Provided entries:

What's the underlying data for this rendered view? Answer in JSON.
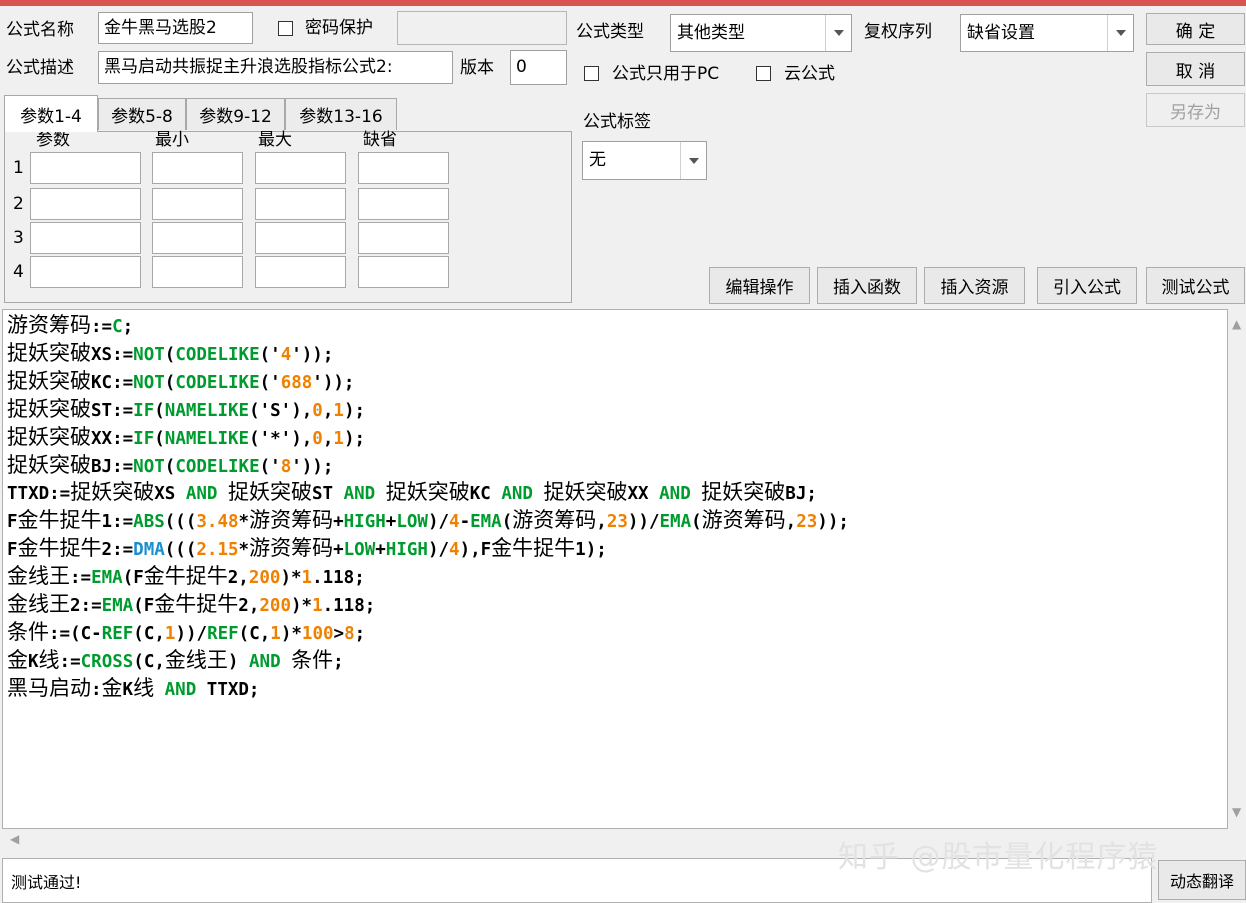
{
  "header": {
    "name_label": "公式名称",
    "name_value": "金牛黑马选股2",
    "password_label": "密码保护",
    "desc_label": "公式描述",
    "desc_value": "黑马启动共振捉主升浪选股指标公式2:",
    "version_label": "版本",
    "version_value": "0",
    "type_label": "公式类型",
    "type_value": "其他类型",
    "rights_label": "复权序列",
    "rights_value": "缺省设置",
    "pc_only_label": "公式只用于PC",
    "cloud_label": "云公式",
    "tag_label": "公式标签",
    "tag_value": "无"
  },
  "buttons": {
    "ok": "确  定",
    "cancel": "取  消",
    "save_as": "另存为",
    "edit_ops": "编辑操作",
    "insert_func": "插入函数",
    "insert_res": "插入资源",
    "import_formula": "引入公式",
    "test_formula": "测试公式",
    "dynamic_translate": "动态翻译"
  },
  "tabs": [
    "参数1-4",
    "参数5-8",
    "参数9-12",
    "参数13-16"
  ],
  "params": {
    "headers": [
      "参数",
      "最小",
      "最大",
      "缺省"
    ],
    "rows": [
      "1",
      "2",
      "3",
      "4"
    ]
  },
  "code_lines": [
    [
      [
        "t",
        "游资筹码"
      ],
      [
        "p",
        ":="
      ],
      [
        "k",
        "C"
      ],
      [
        "p",
        ";"
      ]
    ],
    [
      [
        "t",
        "捉妖突破"
      ],
      [
        "p",
        "XS:="
      ],
      [
        "k",
        "NOT"
      ],
      [
        "p",
        "("
      ],
      [
        "k",
        "CODELIKE"
      ],
      [
        "p",
        "('"
      ],
      [
        "n",
        "4"
      ],
      [
        "p",
        "'));"
      ]
    ],
    [
      [
        "t",
        "捉妖突破"
      ],
      [
        "p",
        "KC:="
      ],
      [
        "k",
        "NOT"
      ],
      [
        "p",
        "("
      ],
      [
        "k",
        "CODELIKE"
      ],
      [
        "p",
        "('"
      ],
      [
        "n",
        "688"
      ],
      [
        "p",
        "'));"
      ]
    ],
    [
      [
        "t",
        "捉妖突破"
      ],
      [
        "p",
        "ST:="
      ],
      [
        "k",
        "IF"
      ],
      [
        "p",
        "("
      ],
      [
        "k",
        "NAMELIKE"
      ],
      [
        "p",
        "('S'),"
      ],
      [
        "n",
        "0"
      ],
      [
        "p",
        ","
      ],
      [
        "n",
        "1"
      ],
      [
        "p",
        ");"
      ]
    ],
    [
      [
        "t",
        "捉妖突破"
      ],
      [
        "p",
        "XX:="
      ],
      [
        "k",
        "IF"
      ],
      [
        "p",
        "("
      ],
      [
        "k",
        "NAMELIKE"
      ],
      [
        "p",
        "('*'),"
      ],
      [
        "n",
        "0"
      ],
      [
        "p",
        ","
      ],
      [
        "n",
        "1"
      ],
      [
        "p",
        ");"
      ]
    ],
    [
      [
        "t",
        "捉妖突破"
      ],
      [
        "p",
        "BJ:="
      ],
      [
        "k",
        "NOT"
      ],
      [
        "p",
        "("
      ],
      [
        "k",
        "CODELIKE"
      ],
      [
        "p",
        "('"
      ],
      [
        "n",
        "8"
      ],
      [
        "p",
        "'));"
      ]
    ],
    [
      [
        "p",
        "TTXD:="
      ],
      [
        "t",
        "捉妖突破"
      ],
      [
        "p",
        "XS "
      ],
      [
        "k",
        "AND"
      ],
      [
        "p",
        " "
      ],
      [
        "t",
        "捉妖突破"
      ],
      [
        "p",
        "ST "
      ],
      [
        "k",
        "AND"
      ],
      [
        "p",
        " "
      ],
      [
        "t",
        "捉妖突破"
      ],
      [
        "p",
        "KC "
      ],
      [
        "k",
        "AND"
      ],
      [
        "p",
        " "
      ],
      [
        "t",
        "捉妖突破"
      ],
      [
        "p",
        "XX "
      ],
      [
        "k",
        "AND"
      ],
      [
        "p",
        " "
      ],
      [
        "t",
        "捉妖突破"
      ],
      [
        "p",
        "BJ;"
      ]
    ],
    [
      [
        "p",
        "F"
      ],
      [
        "t",
        "金牛捉牛"
      ],
      [
        "p",
        "1:="
      ],
      [
        "k",
        "ABS"
      ],
      [
        "p",
        "((("
      ],
      [
        "n",
        "3.48"
      ],
      [
        "p",
        "*"
      ],
      [
        "t",
        "游资筹码"
      ],
      [
        "p",
        "+"
      ],
      [
        "k",
        "HIGH"
      ],
      [
        "p",
        "+"
      ],
      [
        "k",
        "LOW"
      ],
      [
        "p",
        ")/"
      ],
      [
        "n",
        "4"
      ],
      [
        "p",
        "-"
      ],
      [
        "k",
        "EMA"
      ],
      [
        "p",
        "("
      ],
      [
        "t",
        "游资筹码"
      ],
      [
        "p",
        ","
      ],
      [
        "n",
        "23"
      ],
      [
        "p",
        "))/"
      ],
      [
        "k",
        "EMA"
      ],
      [
        "p",
        "("
      ],
      [
        "t",
        "游资筹码"
      ],
      [
        "p",
        ","
      ],
      [
        "n",
        "23"
      ],
      [
        "p",
        "));"
      ]
    ],
    [
      [
        "p",
        "F"
      ],
      [
        "t",
        "金牛捉牛"
      ],
      [
        "p",
        "2:="
      ],
      [
        "f",
        "DMA"
      ],
      [
        "p",
        "((("
      ],
      [
        "n",
        "2.15"
      ],
      [
        "p",
        "*"
      ],
      [
        "t",
        "游资筹码"
      ],
      [
        "p",
        "+"
      ],
      [
        "k",
        "LOW"
      ],
      [
        "p",
        "+"
      ],
      [
        "k",
        "HIGH"
      ],
      [
        "p",
        ")/"
      ],
      [
        "n",
        "4"
      ],
      [
        "p",
        "),F"
      ],
      [
        "t",
        "金牛捉牛"
      ],
      [
        "p",
        "1);"
      ]
    ],
    [
      [
        "t",
        "金线王"
      ],
      [
        "p",
        ":="
      ],
      [
        "k",
        "EMA"
      ],
      [
        "p",
        "(F"
      ],
      [
        "t",
        "金牛捉牛"
      ],
      [
        "p",
        "2,"
      ],
      [
        "n",
        "200"
      ],
      [
        "p",
        ")*"
      ],
      [
        "n",
        "1"
      ],
      [
        "p",
        ".118;"
      ]
    ],
    [
      [
        "t",
        "金线王"
      ],
      [
        "p",
        "2:="
      ],
      [
        "k",
        "EMA"
      ],
      [
        "p",
        "(F"
      ],
      [
        "t",
        "金牛捉牛"
      ],
      [
        "p",
        "2,"
      ],
      [
        "n",
        "200"
      ],
      [
        "p",
        ")*"
      ],
      [
        "n",
        "1"
      ],
      [
        "p",
        ".118;"
      ]
    ],
    [
      [
        "t",
        "条件"
      ],
      [
        "p",
        ":=(C-"
      ],
      [
        "k",
        "REF"
      ],
      [
        "p",
        "(C,"
      ],
      [
        "n",
        "1"
      ],
      [
        "p",
        "))/"
      ],
      [
        "k",
        "REF"
      ],
      [
        "p",
        "(C,"
      ],
      [
        "n",
        "1"
      ],
      [
        "p",
        ")*"
      ],
      [
        "n",
        "100"
      ],
      [
        "p",
        ">"
      ],
      [
        "n",
        "8"
      ],
      [
        "p",
        ";"
      ]
    ],
    [
      [
        "t",
        "金"
      ],
      [
        "p",
        "K"
      ],
      [
        "t",
        "线"
      ],
      [
        "p",
        ":="
      ],
      [
        "k",
        "CROSS"
      ],
      [
        "p",
        "(C,"
      ],
      [
        "t",
        "金线王"
      ],
      [
        "p",
        ") "
      ],
      [
        "k",
        "AND"
      ],
      [
        "p",
        " "
      ],
      [
        "t",
        "条件"
      ],
      [
        "p",
        ";"
      ]
    ],
    [
      [
        "t",
        "黑马启动"
      ],
      [
        "p",
        ":"
      ],
      [
        "t",
        "金"
      ],
      [
        "p",
        "K"
      ],
      [
        "t",
        "线"
      ],
      [
        "p",
        " "
      ],
      [
        "k",
        "AND"
      ],
      [
        "p",
        " TTXD;"
      ]
    ]
  ],
  "status": {
    "message": "测试通过!"
  },
  "watermark": "知乎 @股市量化程序猿",
  "colors": {
    "keyword": "#009b2e",
    "number": "#f08000",
    "function_dma": "#1a8fd0",
    "top_bar": "#d9534f"
  }
}
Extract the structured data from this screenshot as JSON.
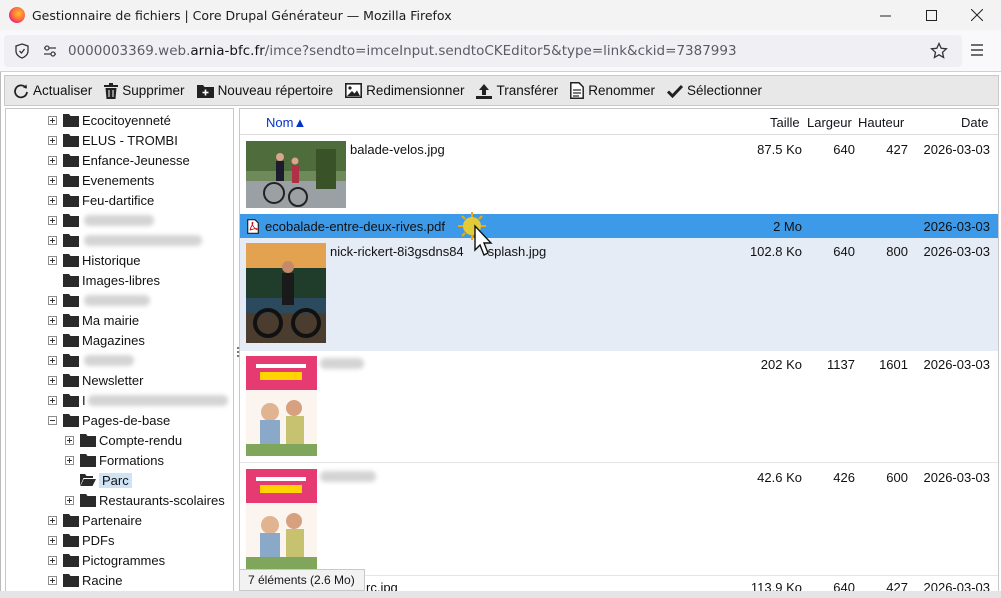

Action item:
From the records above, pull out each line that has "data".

Solution to this task:
What's the underlying data for this rendered view? Answer in JSON.
Extract the structured data from this screenshot as JSON.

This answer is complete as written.